July 22, 2022
Within approximately 3 months of giving birth, some women can experience unexplainable sadness. These depressive-related feelings were not present before giving birth and often times one of the only precipitating events was childbirth. This can be a confusing, complicated, and worrisome experience for all involved. Although the exact etiology of this type of depression isn’t necessarily completely understood some theorize that hormonal changes and shifts “the hormone dump”, those with a predisposition to depression, and family systemic factors can all contribute to this challenging experience. Postpartum depression can be viewed on a spectrum and can include bouts of sadness that last days to weeks, known as the Baby Blues, or in a more intense form that can be classified similarly to clinical depression, known as diagnostic postpartum depression. How long does postpartum depression last? We’ll discuss this further in this post from the Louis Laves-Webb, LCSW, LPC-S’s blog.
Postpartum depression is a long-lasting form of depression that new mothers experience after childbirth. This depressive condition is not an individual “weakness” but simply one of the complications that can come with giving birth. Symptoms of postpartum depression can include severe changes in mood, excessive crying and sadness, withdrawal from family and friends, difficulty bonding with your baby, and fear of not being a good mother to name a few. Postpartum depression and clinical depression often have very similar presentations and symptoms.

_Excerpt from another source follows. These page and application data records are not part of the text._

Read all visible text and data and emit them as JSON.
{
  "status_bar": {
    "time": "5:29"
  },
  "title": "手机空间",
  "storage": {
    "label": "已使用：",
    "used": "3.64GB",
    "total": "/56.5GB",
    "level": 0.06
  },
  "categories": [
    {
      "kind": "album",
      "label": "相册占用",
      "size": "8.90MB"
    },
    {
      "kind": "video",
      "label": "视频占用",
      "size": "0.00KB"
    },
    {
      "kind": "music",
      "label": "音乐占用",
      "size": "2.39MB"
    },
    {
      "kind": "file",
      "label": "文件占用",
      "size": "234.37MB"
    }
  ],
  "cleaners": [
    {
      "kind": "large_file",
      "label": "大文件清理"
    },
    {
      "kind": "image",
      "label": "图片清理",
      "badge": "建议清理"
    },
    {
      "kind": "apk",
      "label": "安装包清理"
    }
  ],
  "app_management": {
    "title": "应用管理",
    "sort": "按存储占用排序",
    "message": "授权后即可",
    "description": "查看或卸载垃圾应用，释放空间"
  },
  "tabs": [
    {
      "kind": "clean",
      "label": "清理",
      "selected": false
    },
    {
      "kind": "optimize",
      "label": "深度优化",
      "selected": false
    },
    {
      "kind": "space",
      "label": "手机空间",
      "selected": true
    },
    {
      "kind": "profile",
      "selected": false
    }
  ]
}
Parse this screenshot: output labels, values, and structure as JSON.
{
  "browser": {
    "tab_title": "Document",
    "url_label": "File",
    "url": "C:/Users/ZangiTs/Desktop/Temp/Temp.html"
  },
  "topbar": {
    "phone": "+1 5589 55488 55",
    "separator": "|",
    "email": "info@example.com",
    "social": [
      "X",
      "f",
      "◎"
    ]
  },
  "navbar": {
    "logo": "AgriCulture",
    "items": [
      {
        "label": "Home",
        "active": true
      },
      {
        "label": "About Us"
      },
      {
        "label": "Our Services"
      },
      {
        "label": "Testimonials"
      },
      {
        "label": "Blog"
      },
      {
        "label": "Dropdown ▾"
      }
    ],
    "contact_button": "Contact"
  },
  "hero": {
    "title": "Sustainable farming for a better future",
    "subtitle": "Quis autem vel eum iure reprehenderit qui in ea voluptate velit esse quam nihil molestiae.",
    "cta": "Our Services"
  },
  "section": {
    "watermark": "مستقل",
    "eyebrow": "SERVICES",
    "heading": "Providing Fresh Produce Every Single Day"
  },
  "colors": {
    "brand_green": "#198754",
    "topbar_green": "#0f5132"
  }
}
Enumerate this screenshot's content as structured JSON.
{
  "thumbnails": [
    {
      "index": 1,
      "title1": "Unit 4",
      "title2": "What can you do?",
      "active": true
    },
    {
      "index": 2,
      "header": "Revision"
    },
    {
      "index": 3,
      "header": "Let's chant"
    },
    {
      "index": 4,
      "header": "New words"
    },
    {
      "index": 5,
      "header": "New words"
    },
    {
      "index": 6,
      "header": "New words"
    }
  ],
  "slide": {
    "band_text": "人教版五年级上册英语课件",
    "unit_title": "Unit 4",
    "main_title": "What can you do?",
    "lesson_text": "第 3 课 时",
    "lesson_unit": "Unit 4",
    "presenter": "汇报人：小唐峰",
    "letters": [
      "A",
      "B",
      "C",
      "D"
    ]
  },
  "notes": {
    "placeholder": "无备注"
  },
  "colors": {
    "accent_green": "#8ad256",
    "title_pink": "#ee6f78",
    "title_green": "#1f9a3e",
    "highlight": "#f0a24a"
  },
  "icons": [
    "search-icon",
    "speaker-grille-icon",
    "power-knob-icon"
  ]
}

Similar to other forms of depression, postpartum depression generally responds well to treatments that can include supportive psychotherapy, possible medication depending on the nursing regimen and taking into consideration of contraindicated medications for nursing and group therapy. Scheduling an appointment with a therapist or counselor that has some experience in working with new mothers who are experiencing depression can be an important step as you adjust to becoming a mother, changes in family dynamics, and reimagine your sense of identity. Therapy should be tailored to your specific circumstances, but it may include some sort of CBT, some strategies and exercises, and narrative or identity therapy.
The duration of Postpartum depression can be difficult to predict. For some, it can last weeks, months, or a year or two. However, postpartum depression generally responds extremely well to treatment and there are several effective treatment options that can severely reduce the amount of time a new mother will have to suffer from postpartum depression.
At Louis-Laves Webb, LCSW, LPC-S & Associates we understand that motherhood can be rich with complicated feelings, sadness, and unexplained grief at times. We specialize in client-centered psychotherapy and have assisted many new mothers with their adjustment to parenthood and have helped many women work through their own postpartum depression. You are not alone if you feel depressed after childbirth. Please contact us online or over the phone for a complimentary consultation.